What do Mitt Romney, Paul Ryan, and independent candidates Gary Johnson and Virgil Goode have in common?
They are in favor of a Constitutional Amendment for Congressional term limits.
During the recent Independent Candidates debate, when asked what one amendment would they propose for the Constitution, both Johnson and Goode proposed congressional term limits.
The Washington Post reported that during a recent town-hall meeting in Waukesha, Wisconsin, Paul Ryan said he supported congressional term limits. When asked he said, “I agree with that. I’ve always supported that in Congress. That takes a constitutional amendment. What you don’t want to do is have a state do it to itself and short-change its seniority and its clout in Congress. But I’ve always been a fan of term limits. I’ve always supported that. I’ve always believed that this should be something that you serve temporary, not for an entire lifetime.”
Mitt Romney had discussed this concept earlier during a town hall meeting in Hudson, NH on December 11, 2011. When asked if he agreed with term limits, Romney said, “I surely agree with you … I would love to see term limits in Washington for our Senators and for our Congressmen … the vision in this country I’m sure in the mind of the founders was we would have citizen legislators … the great early leaders of this country and they went to Washington, served, and went home … wouldn’t that be nice … (but) some people go to Washington and then they stay to serve themselves …”
Yes, times were different then. George Washington turned down a third presidency, after barely agreeing to his second. It wasn’t until after FDR died during his fourth presidency that Congress finally decided enough was enough and the 22nd amendment was born, at least limiting the President to only two terms.
Given that the current Real Clear Politics average Congressional Job Approval rating is 15.4%, it is not that surprising that PollPosition.com found 71% of Republicans, 65% of Independents, and 55% of Democrats were in favor of congressional term limits. That poll number fluctuates and so there is work to do for a vote on a term limit amendment to succeed.

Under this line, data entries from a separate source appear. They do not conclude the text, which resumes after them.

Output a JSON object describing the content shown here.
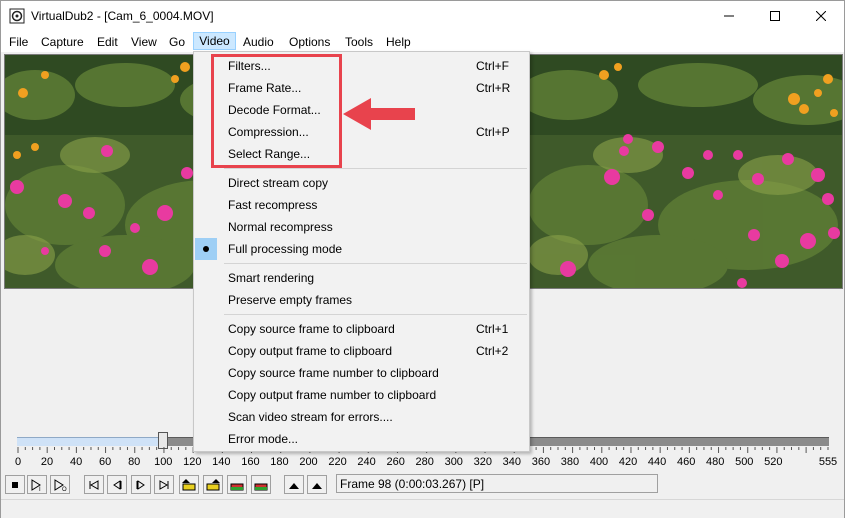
{
  "window": {
    "title": "VirtualDub2 - [Cam_6_0004.MOV]",
    "icons": {
      "app": "app-icon",
      "minimize": "minimize-icon",
      "maximize": "maximize-icon",
      "close": "close-icon"
    }
  },
  "menubar": {
    "items": [
      "File",
      "Capture",
      "Edit",
      "View",
      "Go",
      "Video",
      "Audio",
      "Options",
      "Tools",
      "Help"
    ],
    "active": "Video"
  },
  "video_menu": {
    "items": [
      {
        "label": "Filters...",
        "shortcut": "Ctrl+F"
      },
      {
        "label": "Frame Rate...",
        "shortcut": "Ctrl+R"
      },
      {
        "label": "Decode Format...",
        "shortcut": ""
      },
      {
        "label": "Compression...",
        "shortcut": "Ctrl+P"
      },
      {
        "label": "Select Range...",
        "shortcut": ""
      },
      {
        "label": "Direct stream copy",
        "shortcut": ""
      },
      {
        "label": "Fast recompress",
        "shortcut": ""
      },
      {
        "label": "Normal recompress",
        "shortcut": ""
      },
      {
        "label": "Full processing mode",
        "shortcut": "",
        "checked": true
      },
      {
        "label": "Smart rendering",
        "shortcut": ""
      },
      {
        "label": "Preserve empty frames",
        "shortcut": ""
      },
      {
        "label": "Copy source frame to clipboard",
        "shortcut": "Ctrl+1"
      },
      {
        "label": "Copy output frame to clipboard",
        "shortcut": "Ctrl+2"
      },
      {
        "label": "Copy source frame number to clipboard",
        "shortcut": ""
      },
      {
        "label": "Copy output frame number to clipboard",
        "shortcut": ""
      },
      {
        "label": "Scan video stream for errors....",
        "shortcut": ""
      },
      {
        "label": "Error mode...",
        "shortcut": ""
      }
    ],
    "highlight_color": "#e8434d",
    "check_color": "#9ecff5"
  },
  "timeline": {
    "tick_labels": [
      "0",
      "20",
      "40",
      "60",
      "80",
      "100",
      "120",
      "140",
      "160",
      "180",
      "200",
      "220",
      "240",
      "260",
      "280",
      "300",
      "320",
      "340",
      "360",
      "380",
      "400",
      "420",
      "440",
      "460",
      "480",
      "500",
      "520",
      "555"
    ],
    "max_frame": 555,
    "current_frame": 98
  },
  "toolbar": {
    "frame_readout": "Frame 98 (0:00:03.267) [P]"
  },
  "colors": {
    "annotation_red": "#e8434d",
    "selection_blue": "#cfe2f7"
  }
}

It is also not surprising that Congress has yet to adopt limits for themselves. There are a few brave souls out there, however, proposing to do just that. Senator Jim DeMint (R-SC) has sponsored S.J. Res. 11: A joint resolution proposing an amendment to the Constitution of the United States … relative to limiting the number of terms that a Member of Congress may serve to 3 in the House of Representatives and 2 in the Senate. The bill currently has (10) co-sponsors including: Ayotte, Kelly [R-NH], Coburn, Thomas [R-OK], Ensign, John [R-NV], Hutchison, Kay [R-TX], Johnson, Ron [R-WI], Lee, Mike [R-UT], Paul, Rand [R-KY], Rubio, Marco [R-FL], Toomey, Patrick “Pat” [R-PA], Vitter, David [R-LA].
The career politicians will argue that the American people should be trusted to choose their own leaders and if we don’t like them, we should vote them out. They may also argue that having congressional term limits amounts to showing we lack faith in the voters’ judgment. They also typically argue, like Orrin Hatch for example, that “having Senators and Representatives with experience in the legislative process can ensure that a particular state’s interests are being served” and “over time” the politicians, “become better equipped to help their constituents deal with the burdensome federal bureaucracy.”
Yeah right. They appear to become the burdensome bureaucracy. If the people want term limits, maybe they should “show some faith in the voters” and allow it to happen.
Yes, Governor Romney, it would be nice to have citizen legislators that are actually interested in serving their states and country and not themselves. Then we may actually have elected officials that can take time out of their successful business, engineering, economics, medicine, farming, and teaching careers to actually make a difference in mending this country, instead of better honing their manipulation skills.
There are a number of organizations promoting this concept. For more information you might start with www.termlimits.org.
Image: George Washington resigning his commission.